I was delighted to read that auctions have been providing a little light in the darkness recently.
Among all the gloomy articles about impending disaster arriving from one corner or another was the latest news from the Office for National Statistics, which reveal that auction houses and clothes shoppers have made a significant contribution to the recovery of retail sales in October. Economists had expected an uptick of 0.5%, but these two sectors helped that rise to 0.8%
That may seem small beer, but when you’re looking at an economy worth trillions, this is actually a very important piece of news in boosting confidence.
So why have auctions become so important? As discussed in this column more than once, they were already set up to handle the pandemic well, with sophisticated, user-friendly systems for bidding online.

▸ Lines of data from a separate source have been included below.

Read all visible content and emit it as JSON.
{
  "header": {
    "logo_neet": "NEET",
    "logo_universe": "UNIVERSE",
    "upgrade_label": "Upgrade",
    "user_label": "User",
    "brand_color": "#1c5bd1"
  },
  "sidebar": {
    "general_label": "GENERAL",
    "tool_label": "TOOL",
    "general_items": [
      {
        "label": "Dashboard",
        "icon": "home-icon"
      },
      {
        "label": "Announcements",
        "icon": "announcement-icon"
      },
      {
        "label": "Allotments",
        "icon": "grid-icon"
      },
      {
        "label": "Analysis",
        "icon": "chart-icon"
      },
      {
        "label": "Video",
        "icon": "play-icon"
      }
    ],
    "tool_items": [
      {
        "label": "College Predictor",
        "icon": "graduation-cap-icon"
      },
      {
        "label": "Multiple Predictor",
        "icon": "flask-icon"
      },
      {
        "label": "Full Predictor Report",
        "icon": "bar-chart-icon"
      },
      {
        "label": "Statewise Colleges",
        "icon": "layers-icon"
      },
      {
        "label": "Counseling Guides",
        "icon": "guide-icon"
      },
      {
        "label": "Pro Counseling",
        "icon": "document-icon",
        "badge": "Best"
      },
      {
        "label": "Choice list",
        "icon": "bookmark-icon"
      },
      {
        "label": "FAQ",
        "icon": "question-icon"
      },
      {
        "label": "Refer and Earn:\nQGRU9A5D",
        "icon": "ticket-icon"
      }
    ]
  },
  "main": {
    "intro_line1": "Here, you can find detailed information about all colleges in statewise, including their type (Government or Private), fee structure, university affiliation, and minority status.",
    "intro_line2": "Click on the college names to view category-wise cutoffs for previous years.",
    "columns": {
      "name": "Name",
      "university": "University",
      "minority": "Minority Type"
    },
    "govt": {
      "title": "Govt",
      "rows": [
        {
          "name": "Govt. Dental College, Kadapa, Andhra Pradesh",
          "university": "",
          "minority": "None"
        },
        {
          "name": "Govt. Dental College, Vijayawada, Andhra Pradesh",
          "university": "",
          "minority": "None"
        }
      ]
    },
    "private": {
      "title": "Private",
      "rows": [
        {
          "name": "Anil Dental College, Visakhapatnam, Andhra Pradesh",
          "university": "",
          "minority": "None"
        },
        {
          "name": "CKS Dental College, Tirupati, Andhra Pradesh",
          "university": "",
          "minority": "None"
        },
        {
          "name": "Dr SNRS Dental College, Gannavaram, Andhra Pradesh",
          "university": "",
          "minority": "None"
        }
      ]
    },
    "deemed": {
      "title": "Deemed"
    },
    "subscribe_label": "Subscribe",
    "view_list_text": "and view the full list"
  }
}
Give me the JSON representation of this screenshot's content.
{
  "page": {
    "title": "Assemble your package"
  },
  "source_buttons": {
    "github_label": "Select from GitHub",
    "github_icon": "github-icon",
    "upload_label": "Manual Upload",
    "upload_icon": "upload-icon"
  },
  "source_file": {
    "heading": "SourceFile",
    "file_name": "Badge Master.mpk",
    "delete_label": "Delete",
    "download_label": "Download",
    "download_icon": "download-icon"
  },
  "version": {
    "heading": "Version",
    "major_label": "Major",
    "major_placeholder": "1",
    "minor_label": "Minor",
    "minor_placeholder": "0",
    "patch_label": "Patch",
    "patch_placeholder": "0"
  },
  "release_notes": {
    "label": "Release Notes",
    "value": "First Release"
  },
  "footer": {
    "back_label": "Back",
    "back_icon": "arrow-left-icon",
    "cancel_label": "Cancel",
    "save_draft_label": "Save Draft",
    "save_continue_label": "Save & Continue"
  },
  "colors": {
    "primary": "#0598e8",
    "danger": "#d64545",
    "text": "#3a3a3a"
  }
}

With many people sitting at home finally having the time to test this out, auctions attracted a whole new audience of bidders, while existing clients also found more time to take part in this convenient method of acquiring goods.
Not only that, the experience of bidding online is entertaining and exciting too, so who wouldn’t want to give it a go. I envy anybody who enjoys the thrill of that first successful bid at auction.
I would argue that it’s also the key to attracting the next generation of buyers, who are already sold into the idea of trading in second-hand goods as they recycle clothes, shoes and tech.
Auctions have already succeeded for millennia; now they are proving just how adaptable they remain.